Tuesday, July 16, 2013

No waiver of control of future medical care

Claimant was hurt while en route to investigate a vandalism of property owned by her family's business.  The court of appeals affirms an award of benefits to claimant and her parents.   Demore v Demore Enterprises, 2013 Mo App. Lexis 835 (SD July 15, 2013), appealed and argued before supreme court 4-23-2014 (SC 93640).

The primary fight in this case centers on whether the accident arose out of the employment and who makes the decisions regarding future medical treatment.

The Commission found the employer/insurer did not waive a right to control future medical, and the court of appeals deferred to that factual finding.  The court of appeals found the commission incorrectly found that the insurer committed no waiver, when the statutory right to designate a doctor flowed solely from the employer.  This was a point the insurer conceded.   The decision indirectly recognizes the  different role of an injured working while working for her own family business and asks whether the claimant really "seriously questions the medical care offered by her family-owned business."

The court of appeals affirms the Commission's denial of about $40,000 as sanctions for an unreasonable defense, reversing an award of fees by the ALJ.   The Commission noted the defense was not unreasonable because of the unsettled state of law about arising out of defenses produced by statutory reform and application of strict construction.  The court rejects arguments from the carrier and provides several instructions on more effective appellate practice. 

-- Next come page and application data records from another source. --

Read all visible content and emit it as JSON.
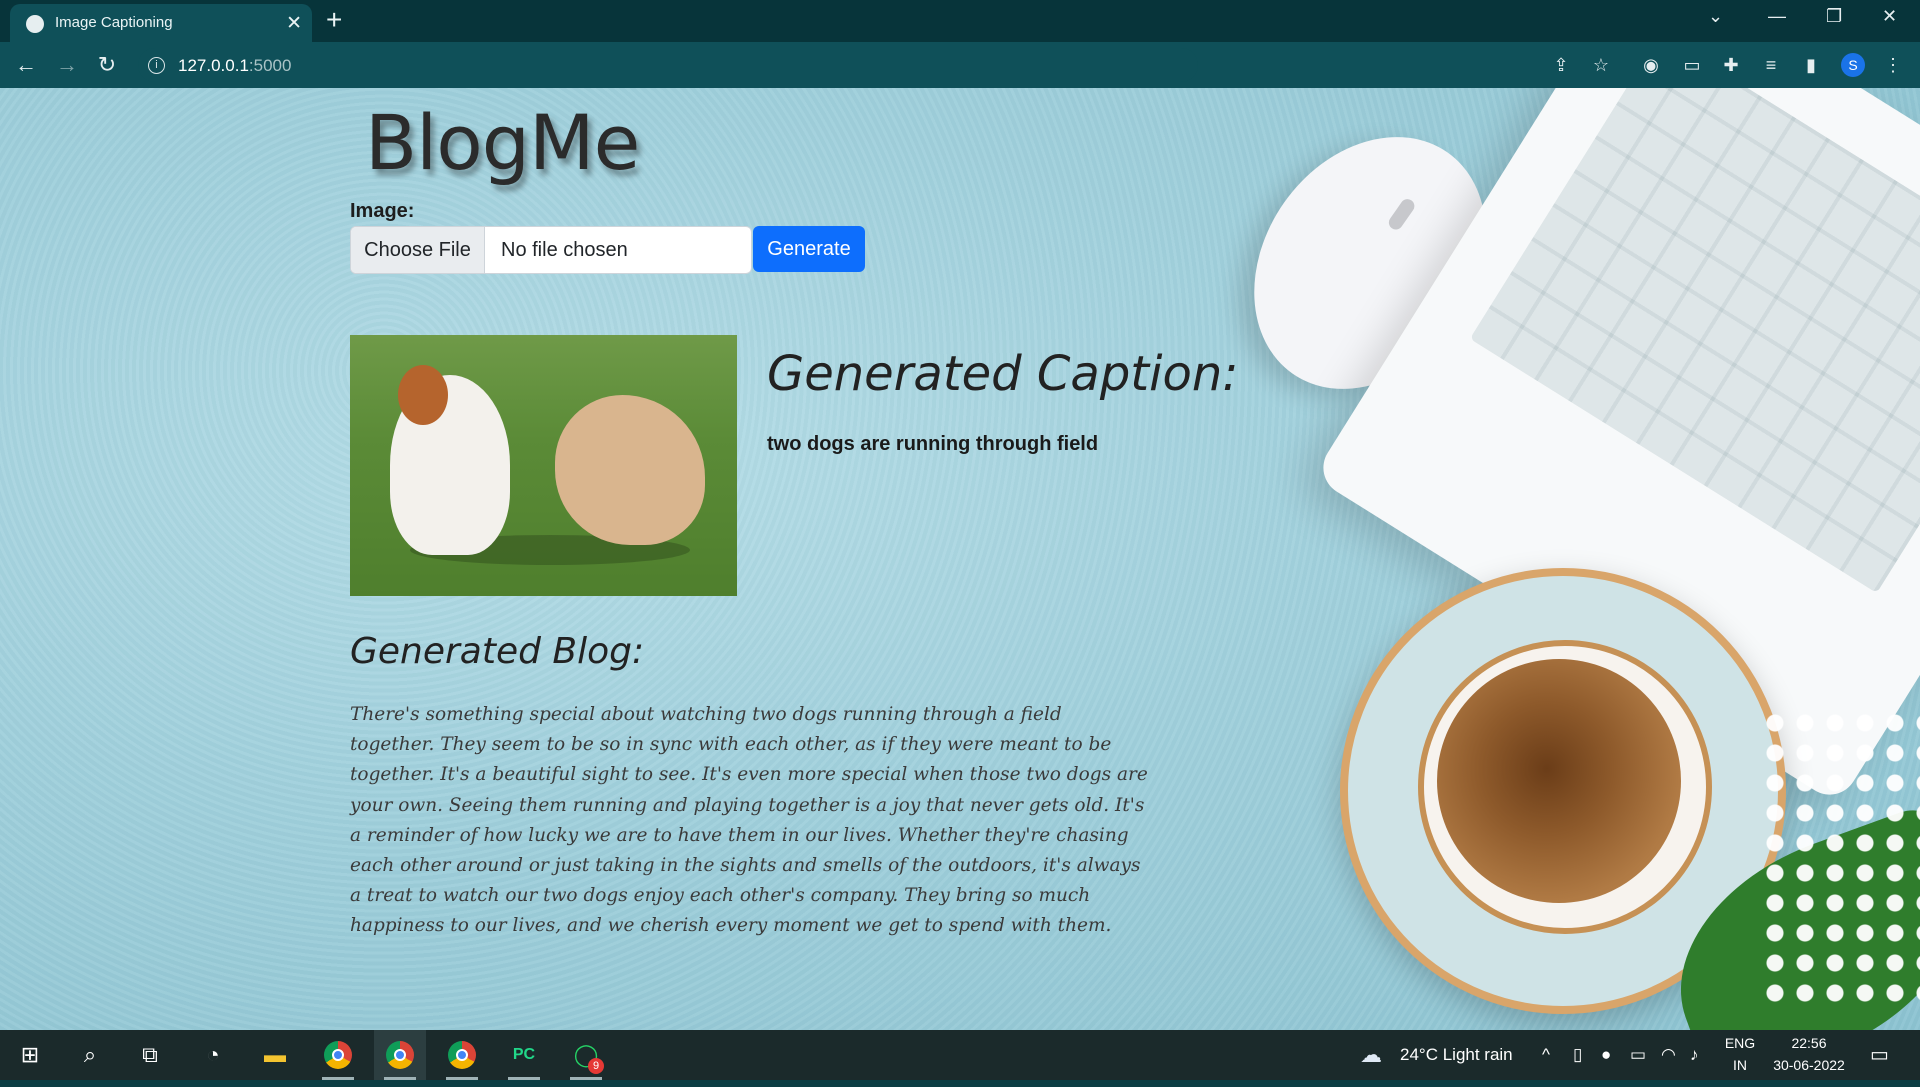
{
  "browser": {
    "tab_title": "Image Captioning",
    "tab_close": "✕",
    "new_tab": "+",
    "url_host": "127.0.0.1",
    "url_port": ":5000"
  },
  "page": {
    "brand": "BlogMe",
    "image_label": "Image:",
    "choose_file": "Choose File",
    "file_status": "No file chosen",
    "generate": "Generate",
    "caption_heading": "Generated Caption:",
    "caption_text": "two dogs are running through field",
    "blog_heading": "Generated Blog:",
    "blog_text": "There's something special about watching two dogs running through a field together. They seem to be so in sync with each other, as if they were meant to be together. It's a beautiful sight to see. It's even more special when those two dogs are your own. Seeing them running and playing together is a joy that never gets old. It's a reminder of how lucky we are to have them in our lives. Whether they're chasing each other around or just taking in the sights and smells of the outdoors, it's always a treat to watch our two dogs enjoy each other's company. They bring so much happiness to our lives, and we cherish every moment we get to spend with them."
  },
  "taskbar": {
    "weather": "24°C  Light rain",
    "lang": "ENG",
    "region": "IN",
    "time": "22:56",
    "date": "30-06-2022",
    "whatsapp_badge": "9",
    "profile_initial": "S"
  }
}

In the original case, 2012 MO WCLR Lexis 171  American First Ins. Co.  asserts that claimant, a bookkeeper,  was running a personal errand. ALJ Wilson sharply noted that the  denial for 2 1/2 years shifted more than $100,000 medical expenses to claimant (and Medicare).